It’s possible that a judge, not a jury, will decide the fate of George Zimmerman, accused of killing Trayvon Martin, 17, in Florida, reports the Orlando Sentinel. Zimmerman says he fired in self-defense, and many expect his lawyers will ask for an immunity hearing under the controversial “stand your ground” law. Often described as a “minitrial” in which the burden of proof is on the defense and the judge serves as jury, such hearings are unlike other criminal-justice proceedings.

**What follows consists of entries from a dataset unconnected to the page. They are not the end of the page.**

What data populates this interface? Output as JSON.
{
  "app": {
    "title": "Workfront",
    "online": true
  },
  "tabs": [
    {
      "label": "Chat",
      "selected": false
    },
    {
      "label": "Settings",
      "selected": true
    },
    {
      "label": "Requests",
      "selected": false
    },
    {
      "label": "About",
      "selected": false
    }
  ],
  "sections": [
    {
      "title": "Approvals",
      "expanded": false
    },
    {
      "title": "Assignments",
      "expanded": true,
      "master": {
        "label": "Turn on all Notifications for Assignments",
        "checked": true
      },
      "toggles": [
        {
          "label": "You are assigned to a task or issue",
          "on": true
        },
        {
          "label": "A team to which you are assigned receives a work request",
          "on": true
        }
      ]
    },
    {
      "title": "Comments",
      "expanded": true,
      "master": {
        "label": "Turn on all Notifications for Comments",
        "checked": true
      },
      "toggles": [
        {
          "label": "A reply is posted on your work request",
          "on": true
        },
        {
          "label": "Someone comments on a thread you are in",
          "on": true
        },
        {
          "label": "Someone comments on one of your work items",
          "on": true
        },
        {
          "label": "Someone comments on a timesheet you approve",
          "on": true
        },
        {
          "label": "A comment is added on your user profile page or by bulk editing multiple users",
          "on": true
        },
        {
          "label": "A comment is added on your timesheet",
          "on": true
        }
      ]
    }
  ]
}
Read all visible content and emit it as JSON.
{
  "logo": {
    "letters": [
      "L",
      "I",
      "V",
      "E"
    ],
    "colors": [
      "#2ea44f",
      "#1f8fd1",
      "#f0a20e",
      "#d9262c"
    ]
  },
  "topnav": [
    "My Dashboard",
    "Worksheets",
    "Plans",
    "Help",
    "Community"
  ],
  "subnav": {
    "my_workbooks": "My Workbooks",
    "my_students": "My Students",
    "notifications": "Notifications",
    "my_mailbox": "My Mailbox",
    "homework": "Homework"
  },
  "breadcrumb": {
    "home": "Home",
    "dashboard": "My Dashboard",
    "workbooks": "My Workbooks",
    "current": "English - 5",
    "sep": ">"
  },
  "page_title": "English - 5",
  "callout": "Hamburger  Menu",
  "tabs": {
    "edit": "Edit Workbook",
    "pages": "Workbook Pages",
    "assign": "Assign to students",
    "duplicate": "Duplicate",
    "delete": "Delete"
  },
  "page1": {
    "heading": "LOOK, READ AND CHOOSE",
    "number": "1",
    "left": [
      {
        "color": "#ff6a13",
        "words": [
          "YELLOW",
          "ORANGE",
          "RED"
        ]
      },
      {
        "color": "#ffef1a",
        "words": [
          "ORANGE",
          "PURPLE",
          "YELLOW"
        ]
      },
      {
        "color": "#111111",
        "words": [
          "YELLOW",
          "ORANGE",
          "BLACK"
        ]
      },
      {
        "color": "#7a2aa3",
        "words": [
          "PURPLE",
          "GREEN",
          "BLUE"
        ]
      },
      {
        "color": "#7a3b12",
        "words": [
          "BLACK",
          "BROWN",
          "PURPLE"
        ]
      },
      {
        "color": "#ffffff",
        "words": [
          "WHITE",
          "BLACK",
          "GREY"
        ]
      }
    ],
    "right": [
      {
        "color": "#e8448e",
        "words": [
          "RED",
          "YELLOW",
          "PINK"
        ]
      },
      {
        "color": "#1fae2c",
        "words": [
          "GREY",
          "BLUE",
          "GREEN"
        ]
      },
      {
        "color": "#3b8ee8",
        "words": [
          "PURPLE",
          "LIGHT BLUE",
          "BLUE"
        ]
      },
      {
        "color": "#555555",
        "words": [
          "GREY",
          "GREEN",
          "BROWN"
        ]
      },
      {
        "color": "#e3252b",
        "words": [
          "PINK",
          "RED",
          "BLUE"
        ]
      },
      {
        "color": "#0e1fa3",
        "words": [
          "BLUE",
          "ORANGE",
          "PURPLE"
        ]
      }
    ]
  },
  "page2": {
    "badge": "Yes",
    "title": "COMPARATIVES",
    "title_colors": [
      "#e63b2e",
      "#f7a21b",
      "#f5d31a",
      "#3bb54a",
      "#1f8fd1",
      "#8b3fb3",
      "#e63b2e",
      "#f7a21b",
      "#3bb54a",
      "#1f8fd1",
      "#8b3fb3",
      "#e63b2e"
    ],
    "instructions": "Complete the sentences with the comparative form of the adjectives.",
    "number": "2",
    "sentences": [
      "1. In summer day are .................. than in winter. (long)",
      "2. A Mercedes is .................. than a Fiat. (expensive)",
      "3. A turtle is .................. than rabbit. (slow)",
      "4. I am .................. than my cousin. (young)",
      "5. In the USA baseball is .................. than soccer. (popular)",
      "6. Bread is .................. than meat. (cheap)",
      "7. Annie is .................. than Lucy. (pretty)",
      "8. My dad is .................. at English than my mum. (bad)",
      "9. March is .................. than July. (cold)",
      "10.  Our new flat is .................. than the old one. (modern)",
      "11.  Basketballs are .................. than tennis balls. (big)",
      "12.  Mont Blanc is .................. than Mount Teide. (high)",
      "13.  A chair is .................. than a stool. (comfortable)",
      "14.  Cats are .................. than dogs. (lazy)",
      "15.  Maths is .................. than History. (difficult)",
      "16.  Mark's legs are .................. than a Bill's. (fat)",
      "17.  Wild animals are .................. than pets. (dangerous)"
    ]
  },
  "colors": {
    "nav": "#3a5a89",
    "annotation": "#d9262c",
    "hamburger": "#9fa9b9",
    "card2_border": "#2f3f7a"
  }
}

The lawyers’ roles are reversed, the burden of proof is low, and the stakes couldn’t be higher. “If the judge dismisses the case, it’s game over,” says Eric Schwartzreich, a Ft. Lauderdale attorney who has represented several “stand your ground” defendants under the 2005 law. A task force created by Gov. Rick Scott to re-examine “stand your ground” will hold its first public meeting this week. When a defense lawyer files a motion for “stand your ground” immunity, a hearing is held that resembles a trial: Witnesses are called and cross-examined, evidence is introduced, lawyers make arguments and a ruling is made. “You basically have a trial before the trial,” Jacksonville attorney Kevin Cobbin said. “Some of these things can actually be very much like trials, just without the jury.”